140. Petition of Samuel Day, Esq., to the Lord High Treasurer praying to be paid a year of his salary (240l.) as Lieut.-Governor and Commander-in-Chief of the Bermudas or Summer Islands in America.
Minuted:—“14 July 1702. To be pd ½ a year amongst ye arrears.” 1 page, quarto.
[? About
July 14.]
141. Petition of Lieut.-Col. John Caulfeild in behalf of himself and the officers of the regiment of foot, late under the command of Col. Robert White, for a warrant to Lord Coningsby to empower him to give credit for 934l. 13s.d. to the above officers.
Also the particulars of the charges made on the regiment.
Minuted:—“14 July 1702. This matter is before ye Comrs of Accots & my Ld. cannot do any thing in it.” 2 pages.
[? About
July 14.]
142. Memorial of Herbert Randolph, Esq., for the salary of 100l. per ann. (as granted to Dr Oxenden his predecessor), to be granted to him as Judge of the Admiralty of the Cinque Ports out of the prizes during the war and afterwards out of the Exchequer.
At the foot is:—“The Earle of Winchilsea has mentioned this business to my Lord Treasurer.”
Minuted:—“14 July 1702. Privy seale to be renew'd & to be [con]fin'd [to pr]izes.” 1 page.
[? About
July 15.]
143. “Account of moneys due to Her Majesty at New Providence,” for forfeitures, bonds, &c.
Minuted:—“15 July 1702. To be read when Mr Blathwayt is here.” 4 pages.
[? About
July 15.]
144. Memorial by the Commissioners for adjusting the accots of the prizes in the late war with France, touching a parcel of barilla sold to Mr John James David, merchant.
Minuted:—“15 July 1702. They must propose wt they think reasonable to be allow'd.” 1 page.
[? About
July 15.]
145. Petition of Peter Beaubuisson, keeper of the late King's private armory and master of his setting dogs, for arrears of salary.
Minuted:—“15 July 1702. To be pd ½ a year when others are.” 1 page.
[? About
July 15.]
146. Petition of Sir Henry Furnese and Sir Robert Beachcroft, late Sheriffs of London and Middlesex, praying for disbursements to be made good to them for apprehending and convicting highwaymen and counterfeiters of coin.
Minuted:—“15 July 1702. Let Mr Powys examine whether ye particulars of this 597. 4. 2 be unappropriated, if so to be applyd in part.”
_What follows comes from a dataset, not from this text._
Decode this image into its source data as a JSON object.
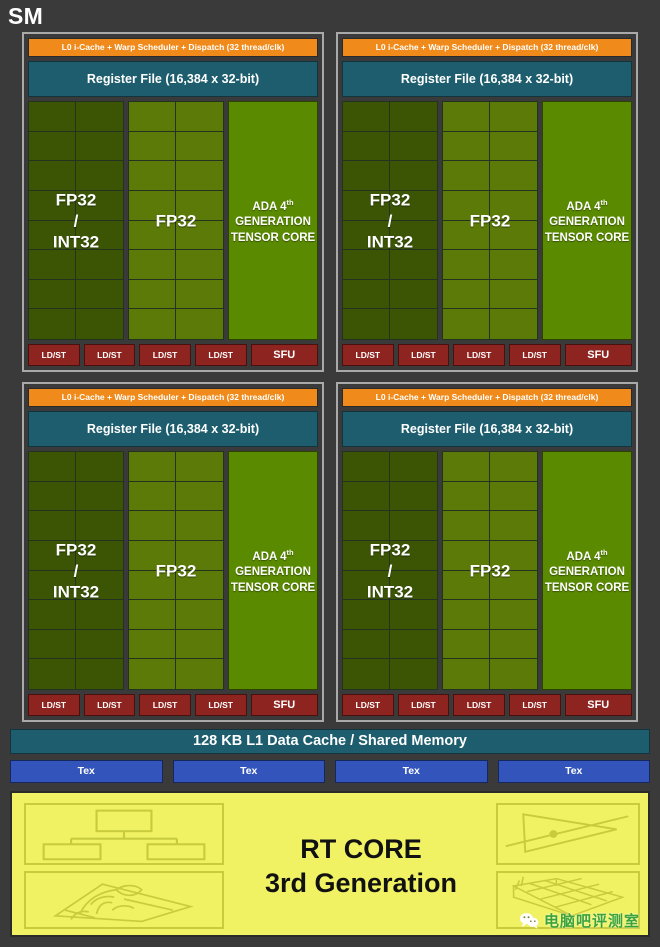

Two certificates of moneys received from them into the Exchequer. 4 pages.
[? About
July 15.]
147. Petition of the Clerks of the Mint, viz., the warden's two clerks, the master's three clerks, the controller's clerk, the clerk to the Queen's chief clerk, the surveyor of the meltings' clerk, and the assay master's clerk, for an increase to their salaries, they being but 40 pounds per ann. & without fees.
Minuted:—“15 July 1702. Not granted.” 1 page.